§ **DESCRIPTION OF THE TASK**
Go line by line through the records below. Copy whichever lines contain the string "Select".

App and web page records
= = = = =
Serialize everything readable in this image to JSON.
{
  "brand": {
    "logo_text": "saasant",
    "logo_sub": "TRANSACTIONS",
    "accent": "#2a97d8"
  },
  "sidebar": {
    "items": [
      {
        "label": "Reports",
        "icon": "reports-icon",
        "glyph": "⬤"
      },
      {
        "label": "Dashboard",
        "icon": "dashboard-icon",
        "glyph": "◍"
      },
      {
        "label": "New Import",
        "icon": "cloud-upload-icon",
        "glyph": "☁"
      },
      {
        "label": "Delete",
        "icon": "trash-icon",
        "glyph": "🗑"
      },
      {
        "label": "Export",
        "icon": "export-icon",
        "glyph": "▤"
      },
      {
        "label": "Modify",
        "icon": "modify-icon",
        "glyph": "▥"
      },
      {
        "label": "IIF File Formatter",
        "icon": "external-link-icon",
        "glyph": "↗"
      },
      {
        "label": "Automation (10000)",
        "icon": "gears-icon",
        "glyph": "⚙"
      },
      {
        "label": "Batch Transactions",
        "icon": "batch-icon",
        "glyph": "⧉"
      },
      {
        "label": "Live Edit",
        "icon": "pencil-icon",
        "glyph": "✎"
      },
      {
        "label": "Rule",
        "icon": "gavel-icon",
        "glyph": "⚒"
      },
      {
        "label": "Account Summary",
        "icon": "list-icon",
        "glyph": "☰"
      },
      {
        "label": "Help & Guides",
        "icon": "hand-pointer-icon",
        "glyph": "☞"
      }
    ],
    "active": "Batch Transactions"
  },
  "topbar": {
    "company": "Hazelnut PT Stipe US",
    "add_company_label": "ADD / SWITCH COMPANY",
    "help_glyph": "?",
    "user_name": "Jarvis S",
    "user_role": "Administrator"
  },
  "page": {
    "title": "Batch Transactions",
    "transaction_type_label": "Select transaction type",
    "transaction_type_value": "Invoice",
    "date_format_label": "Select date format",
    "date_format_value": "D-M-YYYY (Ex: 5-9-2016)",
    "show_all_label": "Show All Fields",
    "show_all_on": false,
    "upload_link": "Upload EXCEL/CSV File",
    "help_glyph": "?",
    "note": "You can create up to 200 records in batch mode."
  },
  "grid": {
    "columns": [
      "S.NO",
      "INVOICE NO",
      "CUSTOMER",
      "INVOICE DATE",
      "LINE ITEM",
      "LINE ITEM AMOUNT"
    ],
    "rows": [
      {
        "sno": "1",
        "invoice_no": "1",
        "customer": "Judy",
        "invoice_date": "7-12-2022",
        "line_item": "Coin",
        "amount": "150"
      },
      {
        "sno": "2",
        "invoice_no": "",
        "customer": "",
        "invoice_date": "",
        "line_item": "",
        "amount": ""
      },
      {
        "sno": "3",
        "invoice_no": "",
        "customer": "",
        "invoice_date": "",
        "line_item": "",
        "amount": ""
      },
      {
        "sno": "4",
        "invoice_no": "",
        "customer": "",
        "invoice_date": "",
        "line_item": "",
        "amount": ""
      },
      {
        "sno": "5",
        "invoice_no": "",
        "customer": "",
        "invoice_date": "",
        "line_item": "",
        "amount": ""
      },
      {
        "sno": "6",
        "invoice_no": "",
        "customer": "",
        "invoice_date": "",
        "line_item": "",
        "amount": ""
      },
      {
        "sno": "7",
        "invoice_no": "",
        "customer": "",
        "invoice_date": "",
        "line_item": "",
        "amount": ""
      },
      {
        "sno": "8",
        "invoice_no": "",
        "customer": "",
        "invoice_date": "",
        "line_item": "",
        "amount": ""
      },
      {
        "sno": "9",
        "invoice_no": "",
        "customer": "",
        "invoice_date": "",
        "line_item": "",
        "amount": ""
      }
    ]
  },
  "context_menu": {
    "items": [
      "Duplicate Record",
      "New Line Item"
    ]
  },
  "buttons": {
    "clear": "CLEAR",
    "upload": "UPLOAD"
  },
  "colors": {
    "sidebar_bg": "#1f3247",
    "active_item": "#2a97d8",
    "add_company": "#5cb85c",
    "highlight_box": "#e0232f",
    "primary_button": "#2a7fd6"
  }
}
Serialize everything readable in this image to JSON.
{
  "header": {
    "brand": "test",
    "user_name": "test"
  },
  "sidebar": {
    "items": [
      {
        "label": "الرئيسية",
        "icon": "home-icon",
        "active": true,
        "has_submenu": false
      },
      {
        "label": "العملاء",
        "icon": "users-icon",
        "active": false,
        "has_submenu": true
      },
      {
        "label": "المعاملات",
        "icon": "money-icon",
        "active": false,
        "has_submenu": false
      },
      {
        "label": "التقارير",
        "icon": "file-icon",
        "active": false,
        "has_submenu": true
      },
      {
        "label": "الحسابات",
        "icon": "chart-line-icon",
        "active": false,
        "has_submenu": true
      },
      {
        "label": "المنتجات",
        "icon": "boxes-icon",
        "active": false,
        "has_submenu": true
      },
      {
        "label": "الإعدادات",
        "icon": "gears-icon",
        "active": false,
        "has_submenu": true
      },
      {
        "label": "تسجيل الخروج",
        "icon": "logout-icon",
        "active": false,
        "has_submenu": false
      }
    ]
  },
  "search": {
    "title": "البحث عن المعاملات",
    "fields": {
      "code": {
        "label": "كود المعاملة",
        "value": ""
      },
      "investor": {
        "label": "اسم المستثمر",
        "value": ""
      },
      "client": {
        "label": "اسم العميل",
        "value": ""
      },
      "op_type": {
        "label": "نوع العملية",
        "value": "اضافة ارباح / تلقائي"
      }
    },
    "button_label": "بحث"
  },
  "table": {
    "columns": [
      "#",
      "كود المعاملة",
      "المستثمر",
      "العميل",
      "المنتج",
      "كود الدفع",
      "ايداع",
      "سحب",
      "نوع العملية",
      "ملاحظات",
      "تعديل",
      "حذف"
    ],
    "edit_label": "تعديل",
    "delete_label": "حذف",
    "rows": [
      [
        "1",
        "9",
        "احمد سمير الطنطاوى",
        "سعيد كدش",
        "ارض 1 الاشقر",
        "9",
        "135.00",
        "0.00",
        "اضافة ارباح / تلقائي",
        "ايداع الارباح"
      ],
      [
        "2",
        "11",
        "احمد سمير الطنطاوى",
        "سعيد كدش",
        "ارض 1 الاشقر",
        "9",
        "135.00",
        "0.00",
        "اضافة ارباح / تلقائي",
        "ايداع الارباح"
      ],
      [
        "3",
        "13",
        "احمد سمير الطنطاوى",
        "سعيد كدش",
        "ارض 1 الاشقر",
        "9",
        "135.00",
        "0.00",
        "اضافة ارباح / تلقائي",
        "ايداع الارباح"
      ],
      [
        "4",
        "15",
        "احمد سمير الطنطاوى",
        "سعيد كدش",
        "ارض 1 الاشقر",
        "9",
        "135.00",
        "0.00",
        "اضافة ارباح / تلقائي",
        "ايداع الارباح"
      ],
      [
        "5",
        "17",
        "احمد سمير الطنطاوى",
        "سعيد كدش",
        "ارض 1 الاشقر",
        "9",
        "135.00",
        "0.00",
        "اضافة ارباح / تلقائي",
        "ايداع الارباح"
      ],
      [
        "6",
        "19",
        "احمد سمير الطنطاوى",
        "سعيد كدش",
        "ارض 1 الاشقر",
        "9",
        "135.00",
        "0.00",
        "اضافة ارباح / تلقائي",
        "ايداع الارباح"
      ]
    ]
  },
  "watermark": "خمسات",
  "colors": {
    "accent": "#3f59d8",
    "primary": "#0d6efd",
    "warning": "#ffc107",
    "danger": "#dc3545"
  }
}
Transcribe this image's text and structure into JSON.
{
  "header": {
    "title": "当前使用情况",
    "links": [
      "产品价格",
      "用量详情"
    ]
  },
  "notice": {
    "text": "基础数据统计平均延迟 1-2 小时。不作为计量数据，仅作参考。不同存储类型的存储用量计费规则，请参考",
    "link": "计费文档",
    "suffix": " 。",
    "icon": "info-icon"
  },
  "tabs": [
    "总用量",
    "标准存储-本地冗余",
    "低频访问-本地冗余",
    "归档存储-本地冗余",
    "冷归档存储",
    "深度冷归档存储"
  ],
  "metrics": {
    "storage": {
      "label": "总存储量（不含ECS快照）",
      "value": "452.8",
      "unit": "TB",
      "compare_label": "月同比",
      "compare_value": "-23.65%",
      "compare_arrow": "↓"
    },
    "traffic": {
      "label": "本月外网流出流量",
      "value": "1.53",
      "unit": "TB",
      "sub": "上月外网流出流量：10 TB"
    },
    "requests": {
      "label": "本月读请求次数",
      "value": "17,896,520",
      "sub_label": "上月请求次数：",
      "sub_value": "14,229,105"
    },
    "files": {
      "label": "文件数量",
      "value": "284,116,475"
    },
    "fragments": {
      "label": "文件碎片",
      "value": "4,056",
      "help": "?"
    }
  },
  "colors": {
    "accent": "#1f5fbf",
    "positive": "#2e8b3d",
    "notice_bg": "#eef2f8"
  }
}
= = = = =
§ **WRITTEN ANSWER**
    "transaction_type_label": "Select transaction type",
    "date_format_label": "Select date format",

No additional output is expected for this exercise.